In May 2005, President George W. Bush and Afghanistan's President Hamid Karzai established the U.S.-Afghanistan Strategic Partnership Dialogue as part of the wider U.S. effort to help Afghanistan's fledgling democracy safeguard its citizens and build effective governing institutions, confront corruption and narcotics trafficking, and rebuild the country after decades of conflict and years of oppressive Taliban rule.

Foreign Minister Spanta said that now Afghanistan has a newly elected government and thousands of kilometers of new roads, as well as health clinics, and a growing free press. A new generation of Afghan children is attending school, acquiring the knowledge and skills they will need to lead Afghanistan in the 21st century. Mr. Spanta said Afghanistan seeks to build a strong government based on human rights and the rule of law.

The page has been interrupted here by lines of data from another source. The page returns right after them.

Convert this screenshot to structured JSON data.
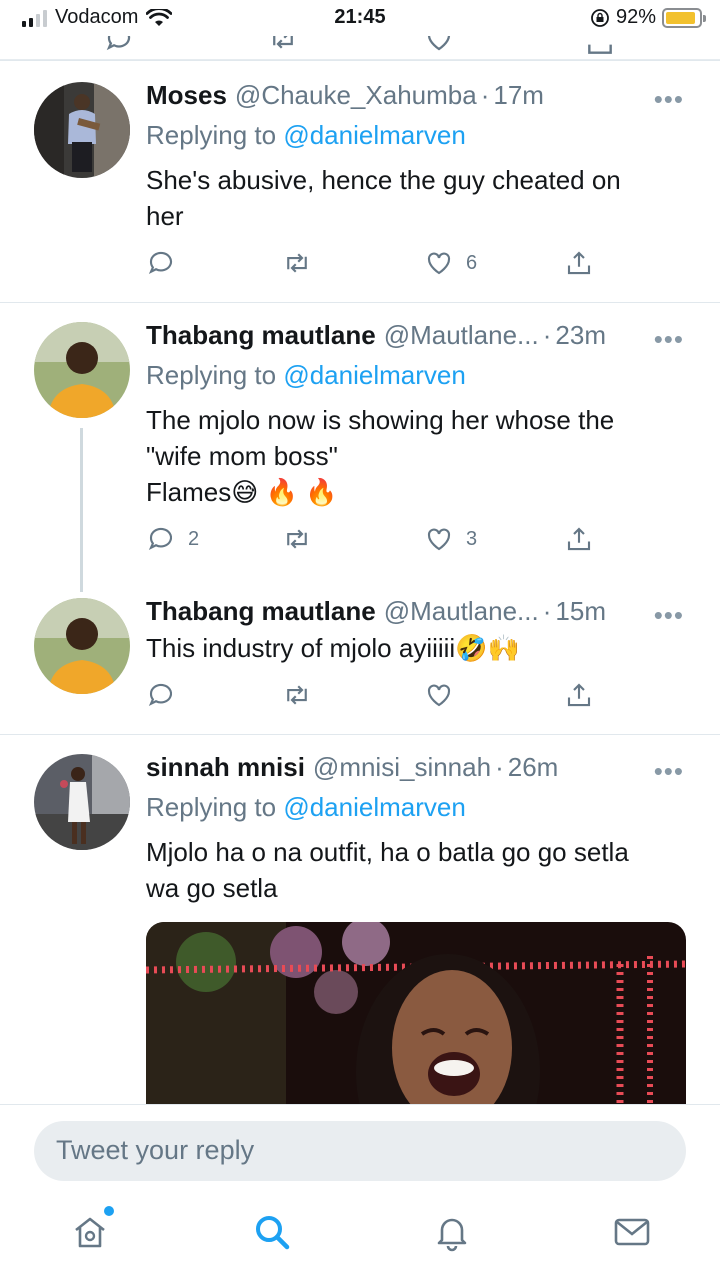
{
  "status_bar": {
    "carrier": "Vodacom",
    "time": "21:45",
    "battery_percent": "92%",
    "battery_level": 0.92,
    "icons": [
      "signal-icon",
      "wifi-icon",
      "rotation-lock-icon",
      "battery-icon"
    ]
  },
  "tweets": [
    {
      "name": "Moses",
      "handle": "@Chauke_Xahumba",
      "separator": "·",
      "time": "17m",
      "replying_prefix": "Replying to",
      "replying_to": "@danielmarven",
      "text_lines": [
        "She's abusive, hence the guy cheated on",
        "her"
      ],
      "reply_count": "",
      "retweet_count": "",
      "like_count": "6"
    },
    {
      "name": "Thabang mautlane",
      "handle": "@Mautlane...",
      "separator": "·",
      "time": "23m",
      "replying_prefix": "Replying to",
      "replying_to": "@danielmarven",
      "text_lines": [
        "The mjolo now is showing her whose the",
        "\"wife mom boss\"",
        "Flames😅 🔥 🔥"
      ],
      "reply_count": "2",
      "retweet_count": "",
      "like_count": "3"
    },
    {
      "name": "Thabang mautlane",
      "handle": "@Mautlane...",
      "separator": "·",
      "time": "15m",
      "text_lines": [
        "This industry of mjolo ayiiiii🤣🙌"
      ],
      "reply_count": "",
      "retweet_count": "",
      "like_count": ""
    },
    {
      "name": "sinnah mnisi",
      "handle": "@mnisi_sinnah",
      "separator": "·",
      "time": "26m",
      "replying_prefix": "Replying to",
      "replying_to": "@danielmarven",
      "text_lines": [
        "Mjolo ha o na outfit, ha o batla go go setla",
        "wa go setla"
      ]
    }
  ],
  "more_glyph": "•••",
  "reply_bar": {
    "placeholder": "Tweet your reply"
  },
  "tab_bar": {
    "tabs": [
      "home-icon",
      "search-icon",
      "notifications-icon",
      "messages-icon"
    ],
    "active": "search-icon",
    "accent_color": "#1da1f2"
  }
}
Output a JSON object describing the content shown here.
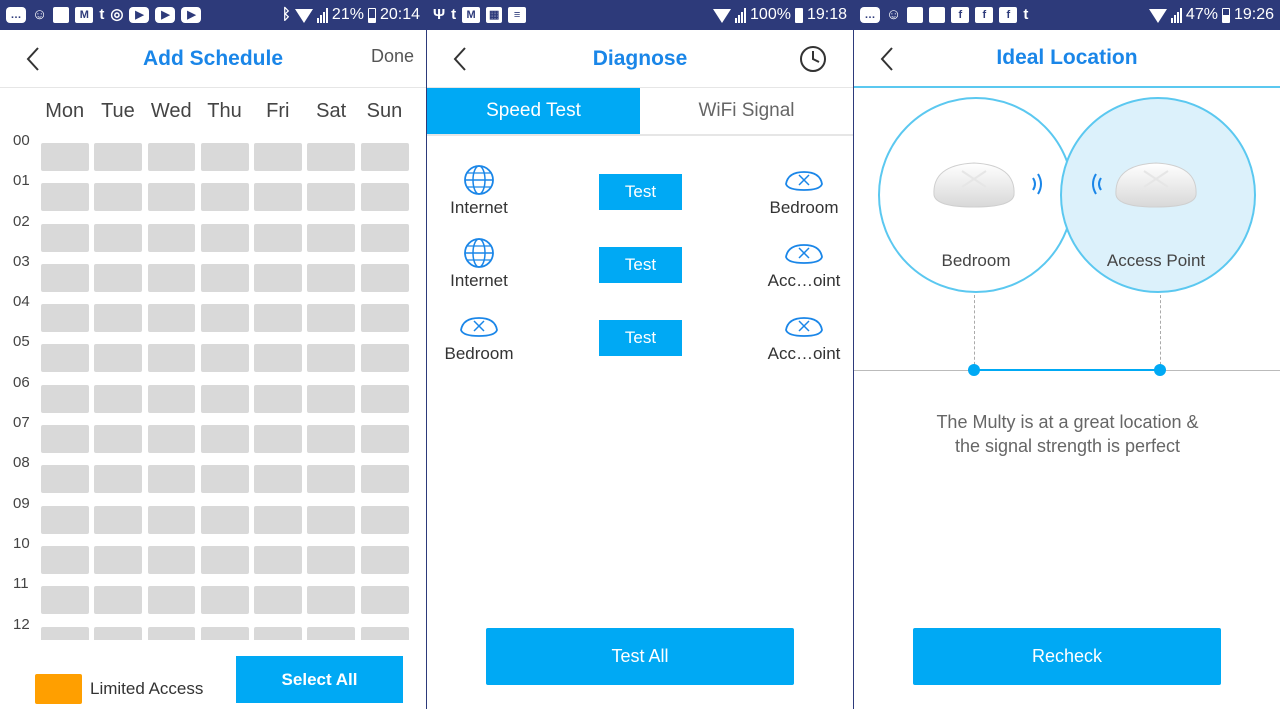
{
  "screen1": {
    "status": {
      "battery": "21%",
      "time": "20:14"
    },
    "title": "Add Schedule",
    "done": "Done",
    "days": [
      "Mon",
      "Tue",
      "Wed",
      "Thu",
      "Fri",
      "Sat",
      "Sun"
    ],
    "hours": [
      "00",
      "01",
      "02",
      "03",
      "04",
      "05",
      "06",
      "07",
      "08",
      "09",
      "10",
      "11",
      "12"
    ],
    "legend": "Limited Access",
    "select_all": "Select All"
  },
  "screen2": {
    "status": {
      "battery": "100%",
      "time": "19:18"
    },
    "title": "Diagnose",
    "tabs": [
      "Speed Test",
      "WiFi Signal"
    ],
    "rows": [
      {
        "left": "Internet",
        "right": "Bedroom",
        "button": "Test"
      },
      {
        "left": "Internet",
        "right": "Acc…oint",
        "button": "Test"
      },
      {
        "left": "Bedroom",
        "right": "Acc…oint",
        "button": "Test"
      }
    ],
    "test_all": "Test All"
  },
  "screen3": {
    "status": {
      "battery": "47%",
      "time": "19:26"
    },
    "title": "Ideal Location",
    "left_device": "Bedroom",
    "right_device": "Access Point",
    "message_line1": "The Multy is at a great location &",
    "message_line2": "the signal strength is perfect",
    "recheck": "Recheck"
  },
  "colors": {
    "accent": "#00a9f4",
    "title": "#1a86e8",
    "statusbar": "#2d3a7a",
    "legend": "#ff9f00",
    "cell": "#d9d9d9"
  }
}
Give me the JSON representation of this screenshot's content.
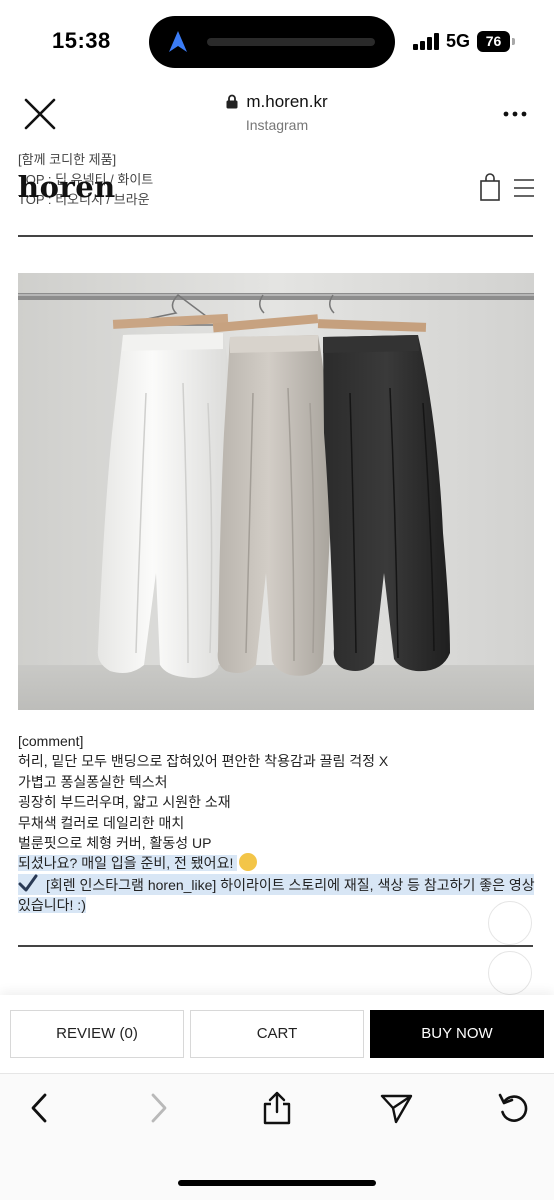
{
  "status_bar": {
    "time": "15:38",
    "network": "5G",
    "battery": "76"
  },
  "browser": {
    "url": "m.horen.kr",
    "source_label": "Instagram"
  },
  "site": {
    "logo": "horen",
    "related_heading": "[함께 코디한 제품]",
    "related_items": [
      "TOP : 딥 유넥티 / 화이트",
      "TOP : 티오니시 / 브라운"
    ]
  },
  "comment": {
    "title": "[comment]",
    "lines": [
      "허리, 밑단 모두 밴딩으로 잡혀있어 편안한 착용감과 끌림 걱정 X",
      "가볍고 퐁실퐁실한 텍스처",
      "굉장히 부드러우며, 얇고 시원한 소재",
      "무채색 컬러로 데일리한 매치",
      "벌룬핏으로 체형 커버, 활동성 UP"
    ],
    "highlight_line": "되셨나요? 매일 입을 준비, 전 됐어요!",
    "note_line_1": "[회렌 인스타그램 horen_like] 하이라이트 스토리에 재질, 색상 등 참고하기 좋은 영상",
    "note_line_2": "있습니다! :)"
  },
  "buttons": {
    "review": "REVIEW (0)",
    "cart": "CART",
    "buy_now": "BUY NOW"
  },
  "colors": {
    "highlight": "#d8e6f5",
    "buy_button": "#000000",
    "accent_arrow": "#3b7cf6"
  },
  "icons": {
    "close": "close-icon",
    "lock": "lock-icon",
    "more": "more-icon",
    "bag": "shopping-bag-icon",
    "menu": "hamburger-menu-icon",
    "back": "chevron-left-icon",
    "forward": "chevron-right-icon",
    "share": "share-icon",
    "send": "send-icon",
    "reload": "reload-icon"
  }
}
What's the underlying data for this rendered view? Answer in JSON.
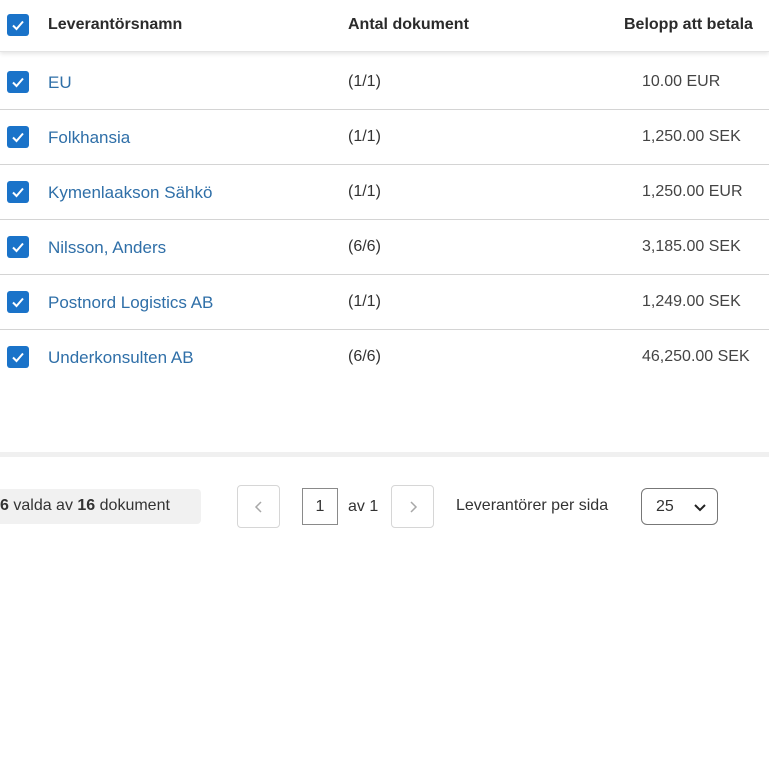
{
  "header": {
    "col_name": "Leverantörsnamn",
    "col_count": "Antal dokument",
    "col_amount": "Belopp att betala"
  },
  "rows": [
    {
      "name": "EU",
      "count": "(1/1)",
      "amount": "10.00 EUR"
    },
    {
      "name": "Folkhansia",
      "count": "(1/1)",
      "amount": "1,250.00 SEK"
    },
    {
      "name": "Kymenlaakson Sähkö",
      "count": "(1/1)",
      "amount": "1,250.00 EUR"
    },
    {
      "name": "Nilsson, Anders",
      "count": "(6/6)",
      "amount": "3,185.00 SEK"
    },
    {
      "name": "Postnord Logistics AB",
      "count": "(1/1)",
      "amount": "1,249.00 SEK"
    },
    {
      "name": "Underkonsulten AB",
      "count": "(6/6)",
      "amount": "46,250.00 SEK"
    }
  ],
  "footer": {
    "selected": "6",
    "selected_text": "valda av",
    "total": "16",
    "total_text": "dokument",
    "page_current": "1",
    "page_of": "av 1",
    "per_page_label": "Leverantörer per sida",
    "per_page_value": "25"
  },
  "colors": {
    "accent": "#1a73c9",
    "link": "#2f6fa8"
  },
  "icons": {
    "checkbox": "checkmark-icon",
    "prev": "chevron-left-icon",
    "next": "chevron-right-icon",
    "select": "chevron-down-icon"
  }
}
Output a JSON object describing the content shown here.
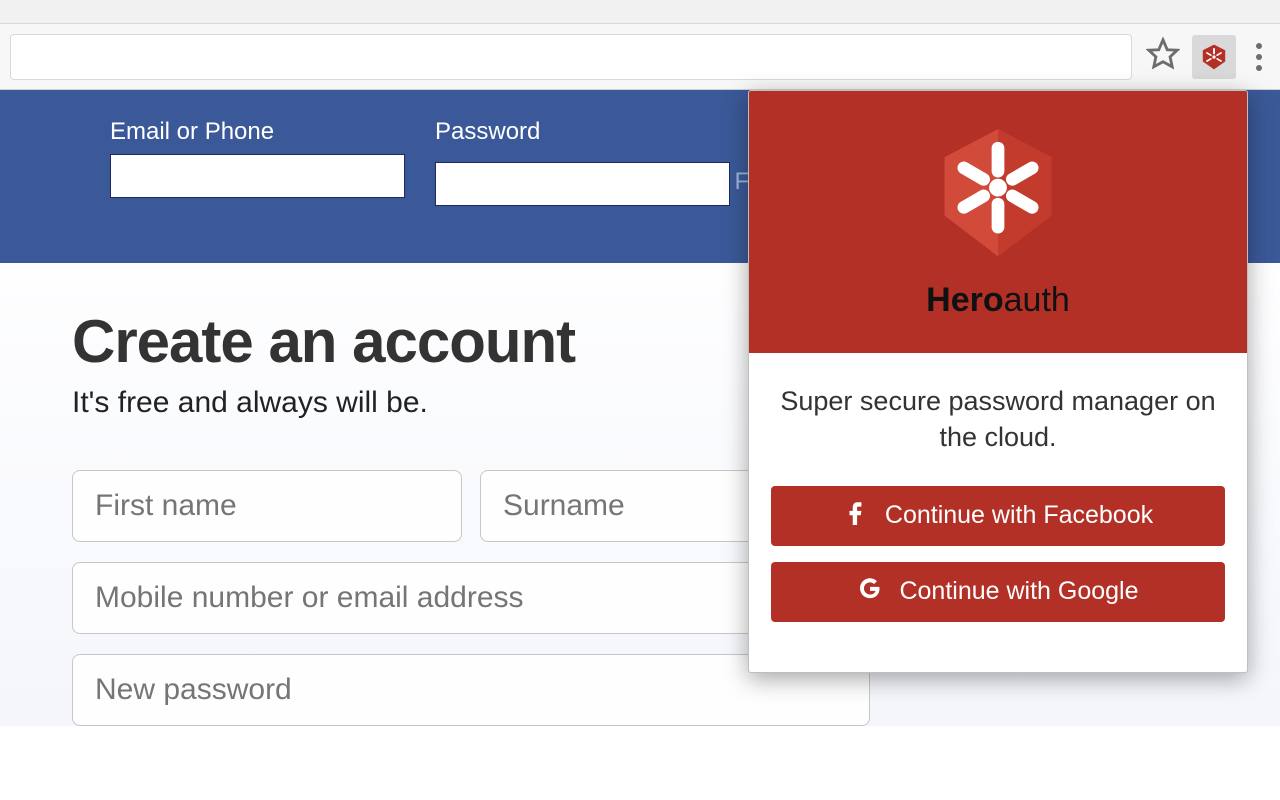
{
  "browser": {
    "star_icon": "star-icon",
    "extension_icon": "heroauth-extension-icon",
    "menu_icon": "kebab-menu-icon"
  },
  "fb": {
    "login": {
      "email_label": "Email or Phone",
      "password_label": "Password",
      "forgot": "Forgotten account?"
    },
    "signup": {
      "heading": "Create an account",
      "subheading": "It's free and always will be.",
      "first_name_placeholder": "First name",
      "surname_placeholder": "Surname",
      "contact_placeholder": "Mobile number or email address",
      "password_placeholder": "New password"
    }
  },
  "popup": {
    "brand_bold": "Hero",
    "brand_thin": "auth",
    "tagline": "Super secure password manager on the cloud.",
    "cta_facebook": "Continue with Facebook",
    "cta_google": "Continue with Google"
  }
}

Deputy Secretary Negroponte said Afghanistan continues to face serious challenges, including drug trafficking, terrorism and the continued threat from militants launching attacks from strongholds along the Afghanistan-Pakistan border. "The strategic partnership plays a crucial role in helping us chart our way forward to confront them together," he said.

Mr. Negroponte said the war on terror is taking a toll on Afghan civilians. Closer cooperation is needed between the U.S., its coalition allies, and the Afghan government, to minimize civilian casualties. "United States forces take every precaution to avoid harming any Afghan civilian during military operations," he said. The Taliban and its al-Qaida terrorist allies, by contrast, murder and intimidate civilians and do their utmost put civilians at risk.

The United States has been the leading donor to Afghanistan's recovery, delivering more than 31 billion dollars in security, reconstruction, governance and humanitarian aid since 2001. These funds support the priorities identified by Afghan authorities in the Afghanistan Compact and the new, 5-year Afghanistan National Development Strategy introduced at the June 2008 International Conference in Support of Afghanistan.

The U.S., said Deputy Secretary Negroponte, is committed to "enhancing the long-term security, democracy and prosperity of Afghanistan."